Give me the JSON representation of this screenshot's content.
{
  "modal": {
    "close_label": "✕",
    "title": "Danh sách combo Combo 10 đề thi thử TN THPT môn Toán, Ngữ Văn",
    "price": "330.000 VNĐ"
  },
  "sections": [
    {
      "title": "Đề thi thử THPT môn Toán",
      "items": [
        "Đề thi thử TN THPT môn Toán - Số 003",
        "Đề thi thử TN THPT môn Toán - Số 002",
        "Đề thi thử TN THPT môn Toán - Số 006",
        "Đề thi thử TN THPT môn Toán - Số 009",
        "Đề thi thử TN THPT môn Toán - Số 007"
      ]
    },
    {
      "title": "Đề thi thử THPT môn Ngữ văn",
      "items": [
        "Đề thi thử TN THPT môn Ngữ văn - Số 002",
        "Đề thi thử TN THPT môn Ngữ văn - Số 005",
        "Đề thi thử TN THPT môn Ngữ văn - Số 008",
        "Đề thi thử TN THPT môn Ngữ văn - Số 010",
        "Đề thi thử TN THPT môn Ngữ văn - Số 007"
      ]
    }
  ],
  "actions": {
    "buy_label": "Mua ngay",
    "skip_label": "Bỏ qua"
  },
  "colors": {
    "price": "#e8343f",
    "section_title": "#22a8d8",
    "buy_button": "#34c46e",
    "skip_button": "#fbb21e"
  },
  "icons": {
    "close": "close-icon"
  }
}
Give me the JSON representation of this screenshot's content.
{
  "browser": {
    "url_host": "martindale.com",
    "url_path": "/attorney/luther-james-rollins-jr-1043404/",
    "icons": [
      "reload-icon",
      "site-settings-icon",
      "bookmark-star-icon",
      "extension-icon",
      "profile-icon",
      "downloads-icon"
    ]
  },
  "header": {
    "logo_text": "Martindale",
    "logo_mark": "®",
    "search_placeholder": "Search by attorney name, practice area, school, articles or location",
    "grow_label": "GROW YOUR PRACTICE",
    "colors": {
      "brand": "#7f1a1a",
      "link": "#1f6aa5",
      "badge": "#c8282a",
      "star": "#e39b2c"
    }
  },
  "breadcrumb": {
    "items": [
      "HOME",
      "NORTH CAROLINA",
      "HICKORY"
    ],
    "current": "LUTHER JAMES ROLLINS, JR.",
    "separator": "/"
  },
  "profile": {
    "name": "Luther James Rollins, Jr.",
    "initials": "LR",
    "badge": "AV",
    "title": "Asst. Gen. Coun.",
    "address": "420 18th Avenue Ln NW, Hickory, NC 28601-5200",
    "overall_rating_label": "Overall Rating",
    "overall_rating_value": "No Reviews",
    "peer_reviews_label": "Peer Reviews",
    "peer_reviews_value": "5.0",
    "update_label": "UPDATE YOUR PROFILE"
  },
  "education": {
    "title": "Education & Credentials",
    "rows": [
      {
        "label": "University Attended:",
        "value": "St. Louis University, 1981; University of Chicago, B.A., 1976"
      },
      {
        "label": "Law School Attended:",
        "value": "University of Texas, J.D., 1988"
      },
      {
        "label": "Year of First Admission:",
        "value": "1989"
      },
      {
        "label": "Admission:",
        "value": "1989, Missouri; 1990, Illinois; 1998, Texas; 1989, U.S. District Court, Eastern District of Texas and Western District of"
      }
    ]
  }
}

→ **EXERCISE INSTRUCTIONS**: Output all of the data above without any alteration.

→ **TASK ANSWER**:
Give me the JSON representation of this screenshot's content.
{
  "modal": {
    "close_label": "✕",
    "title": "Danh sách combo Combo 10 đề thi thử TN THPT môn Toán, Ngữ Văn",
    "price": "330.000 VNĐ"
  },
  "sections": [
    {
      "title": "Đề thi thử THPT môn Toán",
      "items": [
        "Đề thi thử TN THPT môn Toán - Số 003",
        "Đề thi thử TN THPT môn Toán - Số 002",
        "Đề thi thử TN THPT môn Toán - Số 006",
        "Đề thi thử TN THPT môn Toán - Số 009",
        "Đề thi thử TN THPT môn Toán - Số 007"
      ]
    },
    {
      "title": "Đề thi thử THPT môn Ngữ văn",
      "items": [
        "Đề thi thử TN THPT môn Ngữ văn - Số 002",
        "Đề thi thử TN THPT môn Ngữ văn - Số 005",
        "Đề thi thử TN THPT môn Ngữ văn - Số 008",
        "Đề thi thử TN THPT môn Ngữ văn - Số 010",
        "Đề thi thử TN THPT môn Ngữ văn - Số 007"
      ]
    }
  ],
  "actions": {
    "buy_label": "Mua ngay",
    "skip_label": "Bỏ qua"
  },
  "colors": {
    "price": "#e8343f",
    "section_title": "#22a8d8",
    "buy_button": "#34c46e",
    "skip_button": "#fbb21e"
  },
  "icons": {
    "close": "close-icon"
  }
}
Give me the JSON representation of this screenshot's content.
{
  "browser": {
    "url_host": "martindale.com",
    "url_path": "/attorney/luther-james-rollins-jr-1043404/",
    "icons": [
      "reload-icon",
      "site-settings-icon",
      "bookmark-star-icon",
      "extension-icon",
      "profile-icon",
      "downloads-icon"
    ]
  },
  "header": {
    "logo_text": "Martindale",
    "logo_mark": "®",
    "search_placeholder": "Search by attorney name, practice area, school, articles or location",
    "grow_label": "GROW YOUR PRACTICE",
    "colors": {
      "brand": "#7f1a1a",
      "link": "#1f6aa5",
      "badge": "#c8282a",
      "star": "#e39b2c"
    }
  },
  "breadcrumb": {
    "items": [
      "HOME",
      "NORTH CAROLINA",
      "HICKORY"
    ],
    "current": "LUTHER JAMES ROLLINS, JR.",
    "separator": "/"
  },
  "profile": {
    "name": "Luther James Rollins, Jr.",
    "initials": "LR",
    "badge": "AV",
    "title": "Asst. Gen. Coun.",
    "address": "420 18th Avenue Ln NW, Hickory, NC 28601-5200",
    "overall_rating_label": "Overall Rating",
    "overall_rating_value": "No Reviews",
    "peer_reviews_label": "Peer Reviews",
    "peer_reviews_value": "5.0",
    "update_label": "UPDATE YOUR PROFILE"
  },
  "education": {
    "title": "Education & Credentials",
    "rows": [
      {
        "label": "University Attended:",
        "value": "St. Louis University, 1981; University of Chicago, B.A., 1976"
      },
      {
        "label": "Law School Attended:",
        "value": "University of Texas, J.D., 1988"
      },
      {
        "label": "Year of First Admission:",
        "value": "1989"
      },
      {
        "label": "Admission:",
        "value": "1989, Missouri; 1990, Illinois; 1998, Texas; 1989, U.S. District Court, Eastern District of Texas and Western District of"
      }
    ]
  }
}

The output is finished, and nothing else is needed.